Given that I am still in reading and preparation phase, I am mainly interested to overlap my niche with real life interests so I could have motivation to produce content on regular basis. Two that I am highly interested are PC parts and Fitness. I am aware they are too general subjects with lot of sites doing the same, but my idea is to produce constant review on PC parts, Laptops, Mobile devices, Accessories all in different categories, create lists like top5 or 10 under XX budget etc. Similar approach I would use if I I decide to go with Fitness path and divide content training advice, review of fat loss methods, supplementation, nutrition etc. I am aware that this will be a long journey and that it can pass few months before sales start to kick in and that’s the risk I am ready to take.
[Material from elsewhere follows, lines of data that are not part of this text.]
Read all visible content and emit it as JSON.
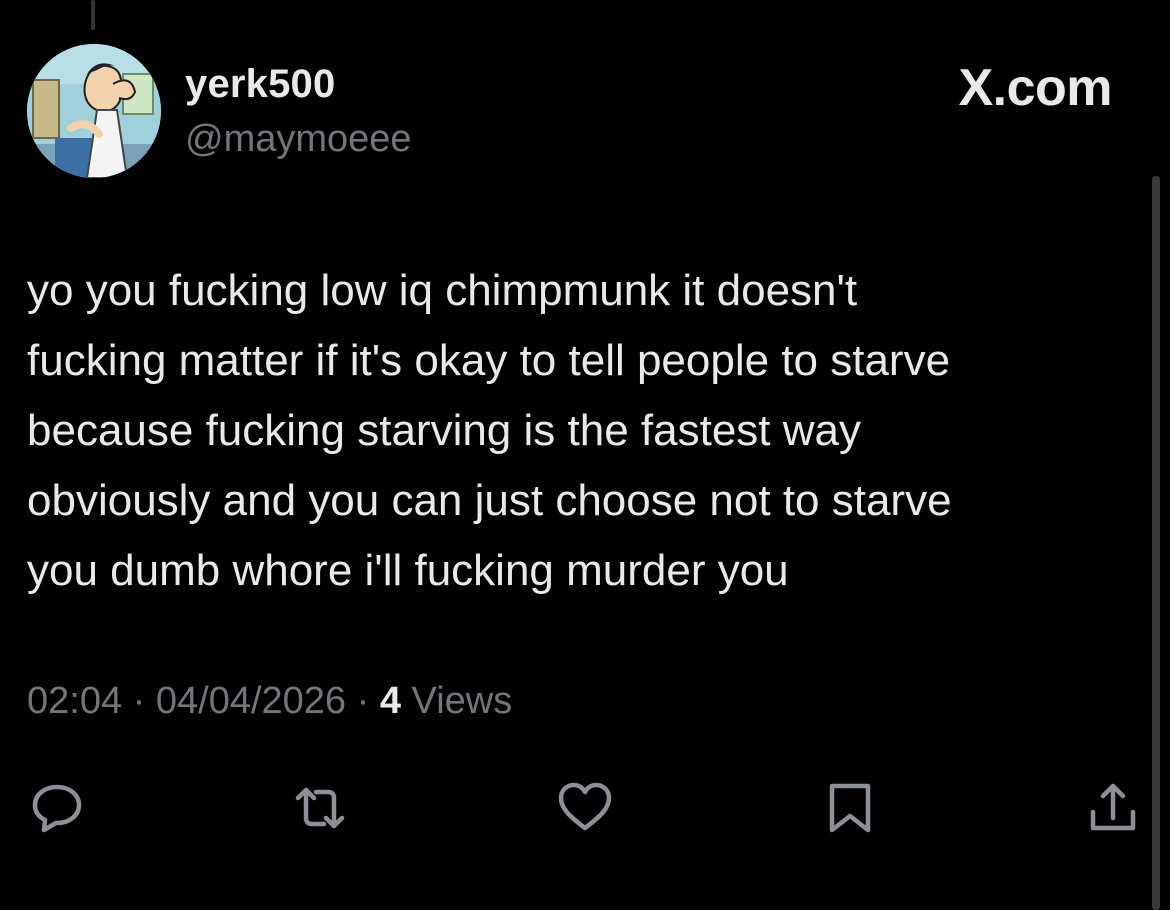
{
  "header": {
    "display_name": "yerk500",
    "handle": "@maymoeee",
    "brand": "X.com"
  },
  "avatar": {
    "description_icon": "cartoon-avatar"
  },
  "tweet": {
    "lines": [
      "yo you fucking low iq chimpmunk it doesn't",
      "fucking matter if it's okay to tell people to starve",
      "because fucking starving is the fastest way",
      "obviously and you can just choose not to starve",
      "you dumb whore i'll fucking murder you"
    ]
  },
  "meta": {
    "time": "02:04",
    "separator": " · ",
    "date": "04/04/2026",
    "views_count": "4",
    "views_label": " Views"
  },
  "actions": {
    "icons": [
      "reply-icon",
      "retweet-icon",
      "like-icon",
      "bookmark-icon",
      "share-icon"
    ]
  },
  "colors": {
    "background": "#000000",
    "text_primary": "#e7e9ea",
    "text_secondary": "#71767b"
  }
}
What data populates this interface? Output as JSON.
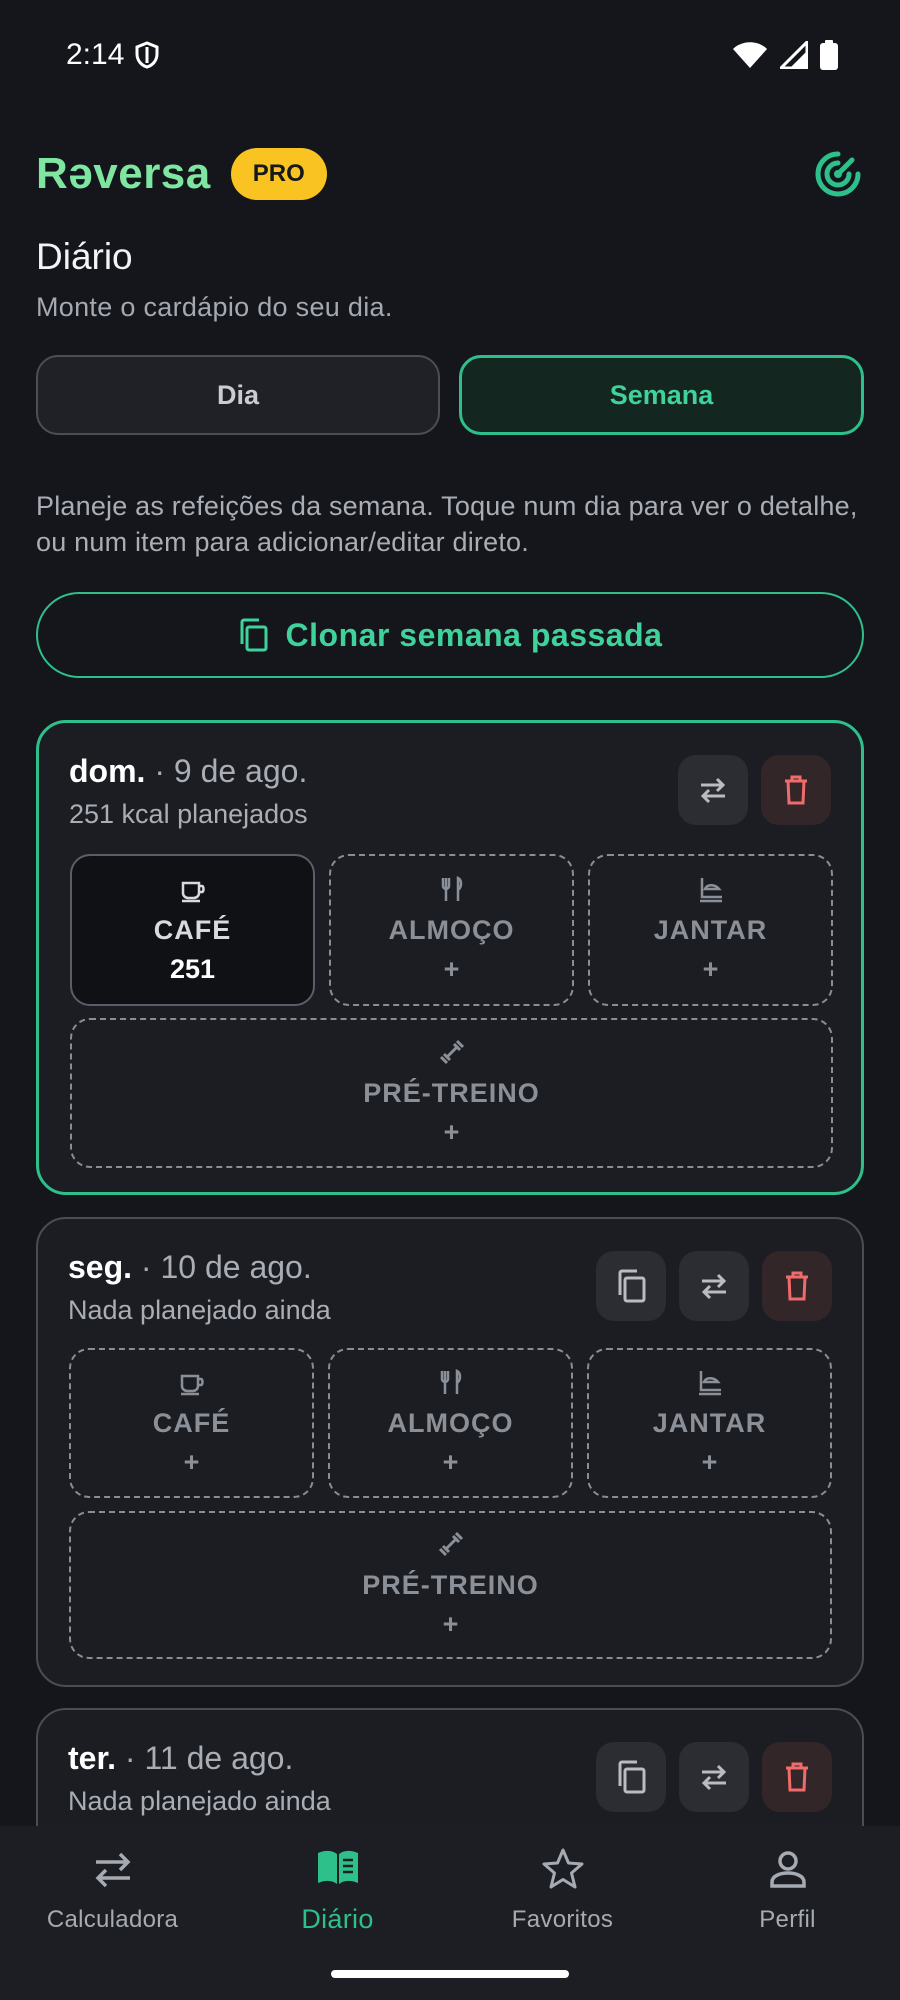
{
  "status_bar": {
    "time": "2:14",
    "icons": [
      "shield-icon",
      "wifi-icon",
      "signal-icon",
      "battery-icon"
    ]
  },
  "header": {
    "brand": "Rəversa",
    "badge": "PRO",
    "icon": "target-icon"
  },
  "page": {
    "title": "Diário",
    "subtitle": "Monte o cardápio do seu dia."
  },
  "tabs": {
    "day": "Dia",
    "week": "Semana",
    "selected": "Semana"
  },
  "intro": "Planeje as refeições da semana. Toque num dia para ver o detalhe, ou num item para adicionar/editar direto.",
  "clone_button": "Clonar semana passada",
  "days": [
    {
      "weekday": "dom.",
      "date": "· 9 de ago.",
      "summary": "251 kcal planejados",
      "slots": [
        {
          "name": "CAFÉ",
          "value": "251",
          "icon": "coffee-cup-icon"
        },
        {
          "name": "ALMOÇO",
          "value": "+",
          "icon": "fork-knife-icon"
        },
        {
          "name": "JANTAR",
          "value": "+",
          "icon": "dinner-icon"
        },
        {
          "name": "PRÉ-TREINO",
          "value": "+",
          "icon": "dumbbell-icon"
        }
      ]
    },
    {
      "weekday": "seg.",
      "date": "· 10 de ago.",
      "summary": "Nada planejado ainda",
      "slots": [
        {
          "name": "CAFÉ",
          "value": "+",
          "icon": "coffee-cup-icon"
        },
        {
          "name": "ALMOÇO",
          "value": "+",
          "icon": "fork-knife-icon"
        },
        {
          "name": "JANTAR",
          "value": "+",
          "icon": "dinner-icon"
        },
        {
          "name": "PRÉ-TREINO",
          "value": "+",
          "icon": "dumbbell-icon"
        }
      ]
    },
    {
      "weekday": "ter.",
      "date": "· 11 de ago.",
      "summary": "Nada planejado ainda"
    }
  ],
  "nav": [
    {
      "label": "Calculadora",
      "icon": "swap-arrows-icon"
    },
    {
      "label": "Diário",
      "icon": "open-book-icon",
      "active": true
    },
    {
      "label": "Favoritos",
      "icon": "star-icon"
    },
    {
      "label": "Perfil",
      "icon": "person-icon"
    }
  ],
  "colors": {
    "accent": "#2ec08a",
    "brand": "#7ee6a0",
    "badge": "#f9c321",
    "danger": "#f26b6b",
    "background": "#14161b"
  }
}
My questions are:
Leadpages claims that its affiliate program is not exclusively for affiliate marketers, which is true, but the narrow focus of this niche means that only professionals affiliate marketers will ever be able to earn significant income from the program. Leadpages’s affiliate program does offer quite a lot of different options (webinars, videos, blog posts, free marketing courses, etc.) to send referrals to, which can lead to higher conversion rates if done correctly.
My name is Jamie Spencer and I have spent the past 5 years building money making blogs. After growing tired of the 9-5, commuting and never seeing my family I decided that I wanted to make some changes and launched my first blog. Since then I have launched lots of successful niche blogs and after selling my survivalist blog I decided to teach other people how to do the same.
Influencer marketing is extremely popular on social media. If you’re hoping to raise brand awareness in a short amount of time, choose the platform your audience spends the most time on and partner with influencers they’re likely to follow. The following examples focus on the three main platforms for influencer marketing: Instagram, Facebook and YouTube.
Before we dive deep, let's clear off one fact: both are perfectly viable business models. They both comprise checkered pasts of spammy misuse and high-quality effort. The difference is in their setup and infrastructure. Also, how you approach to manage your created business. It depends a lot on how much elbow grease you put in, and which model seems preferable to you.
4: What resources do you have? If you’re experienced with building blogs, doing SEO work, or running a store, you have a better position from which to build a dropship store. Dropship stores tend to work better when you have more experience, since you’re building something new from the ground up. On the other hand, affiliate marketing tends to benefit more from playing off an existing brand or blog with an existing audience.
“Cost of goods changes from time to time, product prices drop, etc. One mistake I made was not re-calculating all commissions to determine they were set correctly. After doing some digging, I realized that commissions on a few of our products were way higher than what they should have been. One way to fix this is to re-adjust commissions each year,” she explained.